WHAT THE TASK ASKS ▸ Word for word, reproduce each of the entries.

(Component data from apps and pages)
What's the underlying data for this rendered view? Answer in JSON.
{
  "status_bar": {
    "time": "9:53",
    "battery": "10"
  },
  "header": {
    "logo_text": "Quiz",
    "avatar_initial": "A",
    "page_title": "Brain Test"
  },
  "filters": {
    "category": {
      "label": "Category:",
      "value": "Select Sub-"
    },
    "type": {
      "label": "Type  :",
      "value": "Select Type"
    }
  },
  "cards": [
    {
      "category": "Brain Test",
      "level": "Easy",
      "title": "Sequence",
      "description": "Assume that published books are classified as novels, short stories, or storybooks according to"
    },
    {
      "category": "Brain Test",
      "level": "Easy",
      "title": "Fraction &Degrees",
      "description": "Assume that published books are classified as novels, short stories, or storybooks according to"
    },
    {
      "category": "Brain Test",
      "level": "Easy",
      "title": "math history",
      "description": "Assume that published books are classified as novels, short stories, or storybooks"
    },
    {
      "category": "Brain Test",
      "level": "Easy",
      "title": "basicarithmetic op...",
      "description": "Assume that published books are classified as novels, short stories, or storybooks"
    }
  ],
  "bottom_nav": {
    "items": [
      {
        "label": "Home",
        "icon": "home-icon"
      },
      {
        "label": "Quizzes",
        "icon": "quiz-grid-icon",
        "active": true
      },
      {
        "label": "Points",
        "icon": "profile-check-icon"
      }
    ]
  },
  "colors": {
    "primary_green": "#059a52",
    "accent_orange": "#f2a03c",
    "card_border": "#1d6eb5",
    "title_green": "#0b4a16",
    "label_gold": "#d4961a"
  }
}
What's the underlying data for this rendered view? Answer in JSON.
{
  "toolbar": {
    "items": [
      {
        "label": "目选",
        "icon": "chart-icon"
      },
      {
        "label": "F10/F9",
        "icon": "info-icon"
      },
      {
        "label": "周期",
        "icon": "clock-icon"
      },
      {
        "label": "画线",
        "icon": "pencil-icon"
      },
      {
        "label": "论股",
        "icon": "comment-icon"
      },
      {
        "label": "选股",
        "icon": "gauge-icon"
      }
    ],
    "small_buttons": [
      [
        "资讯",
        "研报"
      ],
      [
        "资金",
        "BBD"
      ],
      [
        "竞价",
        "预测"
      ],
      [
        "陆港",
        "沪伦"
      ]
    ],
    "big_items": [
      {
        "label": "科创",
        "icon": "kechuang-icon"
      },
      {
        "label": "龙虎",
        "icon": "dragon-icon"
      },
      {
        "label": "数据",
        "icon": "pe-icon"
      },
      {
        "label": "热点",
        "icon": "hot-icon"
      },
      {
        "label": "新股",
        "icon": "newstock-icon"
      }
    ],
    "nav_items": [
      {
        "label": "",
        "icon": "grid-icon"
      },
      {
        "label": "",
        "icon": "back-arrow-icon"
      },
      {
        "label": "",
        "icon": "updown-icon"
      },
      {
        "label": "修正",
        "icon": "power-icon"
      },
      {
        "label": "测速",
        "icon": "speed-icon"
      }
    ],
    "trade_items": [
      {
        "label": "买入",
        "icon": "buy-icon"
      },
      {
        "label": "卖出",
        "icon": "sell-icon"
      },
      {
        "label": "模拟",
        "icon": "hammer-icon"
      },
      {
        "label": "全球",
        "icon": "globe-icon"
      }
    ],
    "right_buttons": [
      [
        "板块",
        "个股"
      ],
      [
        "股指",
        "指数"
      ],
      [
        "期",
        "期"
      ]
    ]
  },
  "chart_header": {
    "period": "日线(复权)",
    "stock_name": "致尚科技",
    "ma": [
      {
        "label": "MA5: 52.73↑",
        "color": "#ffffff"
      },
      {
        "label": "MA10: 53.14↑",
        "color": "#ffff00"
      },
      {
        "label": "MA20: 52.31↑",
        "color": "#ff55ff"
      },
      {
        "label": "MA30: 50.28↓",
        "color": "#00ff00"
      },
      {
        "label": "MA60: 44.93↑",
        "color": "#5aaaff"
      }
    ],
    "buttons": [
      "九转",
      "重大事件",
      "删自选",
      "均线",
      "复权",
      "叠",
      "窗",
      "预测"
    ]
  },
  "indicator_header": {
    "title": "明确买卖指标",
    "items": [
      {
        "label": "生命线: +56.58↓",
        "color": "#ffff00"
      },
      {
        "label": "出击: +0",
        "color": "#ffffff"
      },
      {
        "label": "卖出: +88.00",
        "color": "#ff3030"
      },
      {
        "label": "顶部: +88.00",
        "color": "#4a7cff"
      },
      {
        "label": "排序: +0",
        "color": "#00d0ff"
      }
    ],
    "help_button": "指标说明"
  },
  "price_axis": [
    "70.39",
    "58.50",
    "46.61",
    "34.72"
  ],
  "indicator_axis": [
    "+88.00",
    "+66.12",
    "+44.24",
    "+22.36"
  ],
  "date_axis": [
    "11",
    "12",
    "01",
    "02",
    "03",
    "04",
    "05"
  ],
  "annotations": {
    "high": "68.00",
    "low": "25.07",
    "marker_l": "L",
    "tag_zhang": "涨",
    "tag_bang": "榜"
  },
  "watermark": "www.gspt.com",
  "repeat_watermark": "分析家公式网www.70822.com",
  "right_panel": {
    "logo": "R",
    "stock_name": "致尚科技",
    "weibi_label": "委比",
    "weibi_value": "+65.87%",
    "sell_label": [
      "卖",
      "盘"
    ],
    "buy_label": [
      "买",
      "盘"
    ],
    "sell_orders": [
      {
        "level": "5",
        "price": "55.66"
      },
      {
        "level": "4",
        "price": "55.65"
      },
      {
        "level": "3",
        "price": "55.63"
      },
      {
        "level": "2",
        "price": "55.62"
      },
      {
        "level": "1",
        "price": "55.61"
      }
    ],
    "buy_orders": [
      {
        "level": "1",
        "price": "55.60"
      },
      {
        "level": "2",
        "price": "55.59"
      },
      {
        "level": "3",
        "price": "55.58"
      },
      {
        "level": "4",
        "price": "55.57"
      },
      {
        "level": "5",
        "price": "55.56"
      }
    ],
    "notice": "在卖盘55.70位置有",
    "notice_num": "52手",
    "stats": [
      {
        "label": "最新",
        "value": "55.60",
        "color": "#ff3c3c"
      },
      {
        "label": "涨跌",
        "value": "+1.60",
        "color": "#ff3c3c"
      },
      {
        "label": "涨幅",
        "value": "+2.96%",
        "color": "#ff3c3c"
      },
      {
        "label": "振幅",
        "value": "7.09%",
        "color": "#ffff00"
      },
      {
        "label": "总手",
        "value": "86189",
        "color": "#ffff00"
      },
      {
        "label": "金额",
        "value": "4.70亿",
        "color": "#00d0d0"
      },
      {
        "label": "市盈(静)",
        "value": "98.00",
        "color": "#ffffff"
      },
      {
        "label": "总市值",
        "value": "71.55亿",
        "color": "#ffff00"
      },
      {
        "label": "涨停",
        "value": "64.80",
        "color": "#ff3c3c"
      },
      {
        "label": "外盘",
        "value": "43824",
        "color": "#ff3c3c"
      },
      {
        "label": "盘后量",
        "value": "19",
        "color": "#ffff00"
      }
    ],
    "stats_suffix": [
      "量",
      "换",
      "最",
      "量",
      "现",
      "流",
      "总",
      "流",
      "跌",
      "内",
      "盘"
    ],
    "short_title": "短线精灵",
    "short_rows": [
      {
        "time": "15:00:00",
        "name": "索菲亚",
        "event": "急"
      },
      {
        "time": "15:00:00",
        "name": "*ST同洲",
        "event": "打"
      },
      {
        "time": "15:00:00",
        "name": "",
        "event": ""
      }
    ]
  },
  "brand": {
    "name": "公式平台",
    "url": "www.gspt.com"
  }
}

WRITTEN RESPONSE ▸
What's the underlying data for this rendered view? Answer in JSON.
{
  "status_bar": {
    "time": "9:53",
    "battery": "10"
  },
  "header": {
    "logo_text": "Quiz",
    "avatar_initial": "A",
    "page_title": "Brain Test"
  },
  "filters": {
    "category": {
      "label": "Category:",
      "value": "Select Sub-"
    },
    "type": {
      "label": "Type  :",
      "value": "Select Type"
    }
  },
  "cards": [
    {
      "category": "Brain Test",
      "level": "Easy",
      "title": "Sequence",
      "description": "Assume that published books are classified as novels, short stories, or storybooks according to"
    },
    {
      "category": "Brain Test",
      "level": "Easy",
      "title": "Fraction &Degrees",
      "description": "Assume that published books are classified as novels, short stories, or storybooks according to"
    },
    {
      "category": "Brain Test",
      "level": "Easy",
      "title": "math history",
      "description": "Assume that published books are classified as novels, short stories, or storybooks"
    },
    {
      "category": "Brain Test",
      "level": "Easy",
      "title": "basicarithmetic op...",
      "description": "Assume that published books are classified as novels, short stories, or storybooks"
    }
  ],
  "bottom_nav": {
    "items": [
      {
        "label": "Home",
        "icon": "home-icon"
      },
      {
        "label": "Quizzes",
        "icon": "quiz-grid-icon",
        "active": true
      },
      {
        "label": "Points",
        "icon": "profile-check-icon"
      }
    ]
  },
  "colors": {
    "primary_green": "#059a52",
    "accent_orange": "#f2a03c",
    "card_border": "#1d6eb5",
    "title_green": "#0b4a16",
    "label_gold": "#d4961a"
  }
}
What's the underlying data for this rendered view? Answer in JSON.
{
  "toolbar": {
    "items": [
      {
        "label": "目选",
        "icon": "chart-icon"
      },
      {
        "label": "F10/F9",
        "icon": "info-icon"
      },
      {
        "label": "周期",
        "icon": "clock-icon"
      },
      {
        "label": "画线",
        "icon": "pencil-icon"
      },
      {
        "label": "论股",
        "icon": "comment-icon"
      },
      {
        "label": "选股",
        "icon": "gauge-icon"
      }
    ],
    "small_buttons": [
      [
        "资讯",
        "研报"
      ],
      [
        "资金",
        "BBD"
      ],
      [
        "竞价",
        "预测"
      ],
      [
        "陆港",
        "沪伦"
      ]
    ],
    "big_items": [
      {
        "label": "科创",
        "icon": "kechuang-icon"
      },
      {
        "label": "龙虎",
        "icon": "dragon-icon"
      },
      {
        "label": "数据",
        "icon": "pe-icon"
      },
      {
        "label": "热点",
        "icon": "hot-icon"
      },
      {
        "label": "新股",
        "icon": "newstock-icon"
      }
    ],
    "nav_items": [
      {
        "label": "",
        "icon": "grid-icon"
      },
      {
        "label": "",
        "icon": "back-arrow-icon"
      },
      {
        "label": "",
        "icon": "updown-icon"
      },
      {
        "label": "修正",
        "icon": "power-icon"
      },
      {
        "label": "测速",
        "icon": "speed-icon"
      }
    ],
    "trade_items": [
      {
        "label": "买入",
        "icon": "buy-icon"
      },
      {
        "label": "卖出",
        "icon": "sell-icon"
      },
      {
        "label": "模拟",
        "icon": "hammer-icon"
      },
      {
        "label": "全球",
        "icon": "globe-icon"
      }
    ],
    "right_buttons": [
      [
        "板块",
        "个股"
      ],
      [
        "股指",
        "指数"
      ],
      [
        "期",
        "期"
      ]
    ]
  },
  "chart_header": {
    "period": "日线(复权)",
    "stock_name": "致尚科技",
    "ma": [
      {
        "label": "MA5: 52.73↑",
        "color": "#ffffff"
      },
      {
        "label": "MA10: 53.14↑",
        "color": "#ffff00"
      },
      {
        "label": "MA20: 52.31↑",
        "color": "#ff55ff"
      },
      {
        "label": "MA30: 50.28↓",
        "color": "#00ff00"
      },
      {
        "label": "MA60: 44.93↑",
        "color": "#5aaaff"
      }
    ],
    "buttons": [
      "九转",
      "重大事件",
      "删自选",
      "均线",
      "复权",
      "叠",
      "窗",
      "预测"
    ]
  },
  "indicator_header": {
    "title": "明确买卖指标",
    "items": [
      {
        "label": "生命线: +56.58↓",
        "color": "#ffff00"
      },
      {
        "label": "出击: +0",
        "color": "#ffffff"
      },
      {
        "label": "卖出: +88.00",
        "color": "#ff3030"
      },
      {
        "label": "顶部: +88.00",
        "color": "#4a7cff"
      },
      {
        "label": "排序: +0",
        "color": "#00d0ff"
      }
    ],
    "help_button": "指标说明"
  },
  "price_axis": [
    "70.39",
    "58.50",
    "46.61",
    "34.72"
  ],
  "indicator_axis": [
    "+88.00",
    "+66.12",
    "+44.24",
    "+22.36"
  ],
  "date_axis": [
    "11",
    "12",
    "01",
    "02",
    "03",
    "04",
    "05"
  ],
  "annotations": {
    "high": "68.00",
    "low": "25.07",
    "marker_l": "L",
    "tag_zhang": "涨",
    "tag_bang": "榜"
  },
  "watermark": "www.gspt.com",
  "repeat_watermark": "分析家公式网www.70822.com",
  "right_panel": {
    "logo": "R",
    "stock_name": "致尚科技",
    "weibi_label": "委比",
    "weibi_value": "+65.87%",
    "sell_label": [
      "卖",
      "盘"
    ],
    "buy_label": [
      "买",
      "盘"
    ],
    "sell_orders": [
      {
        "level": "5",
        "price": "55.66"
      },
      {
        "level": "4",
        "price": "55.65"
      },
      {
        "level": "3",
        "price": "55.63"
      },
      {
        "level": "2",
        "price": "55.62"
      },
      {
        "level": "1",
        "price": "55.61"
      }
    ],
    "buy_orders": [
      {
        "level": "1",
        "price": "55.60"
      },
      {
        "level": "2",
        "price": "55.59"
      },
      {
        "level": "3",
        "price": "55.58"
      },
      {
        "level": "4",
        "price": "55.57"
      },
      {
        "level": "5",
        "price": "55.56"
      }
    ],
    "notice": "在卖盘55.70位置有",
    "notice_num": "52手",
    "stats": [
      {
        "label": "最新",
        "value": "55.60",
        "color": "#ff3c3c"
      },
      {
        "label": "涨跌",
        "value": "+1.60",
        "color": "#ff3c3c"
      },
      {
        "label": "涨幅",
        "value": "+2.96%",
        "color": "#ff3c3c"
      },
      {
        "label": "振幅",
        "value": "7.09%",
        "color": "#ffff00"
      },
      {
        "label": "总手",
        "value": "86189",
        "color": "#ffff00"
      },
      {
        "label": "金额",
        "value": "4.70亿",
        "color": "#00d0d0"
      },
      {
        "label": "市盈(静)",
        "value": "98.00",
        "color": "#ffffff"
      },
      {
        "label": "总市值",
        "value": "71.55亿",
        "color": "#ffff00"
      },
      {
        "label": "涨停",
        "value": "64.80",
        "color": "#ff3c3c"
      },
      {
        "label": "外盘",
        "value": "43824",
        "color": "#ff3c3c"
      },
      {
        "label": "盘后量",
        "value": "19",
        "color": "#ffff00"
      }
    ],
    "stats_suffix": [
      "量",
      "换",
      "最",
      "量",
      "现",
      "流",
      "总",
      "流",
      "跌",
      "内",
      "盘"
    ],
    "short_title": "短线精灵",
    "short_rows": [
      {
        "time": "15:00:00",
        "name": "索菲亚",
        "event": "急"
      },
      {
        "time": "15:00:00",
        "name": "*ST同洲",
        "event": "打"
      },
      {
        "time": "15:00:00",
        "name": "",
        "event": ""
      }
    ]
  },
  "brand": {
    "name": "公式平台",
    "url": "www.gspt.com"
  }
}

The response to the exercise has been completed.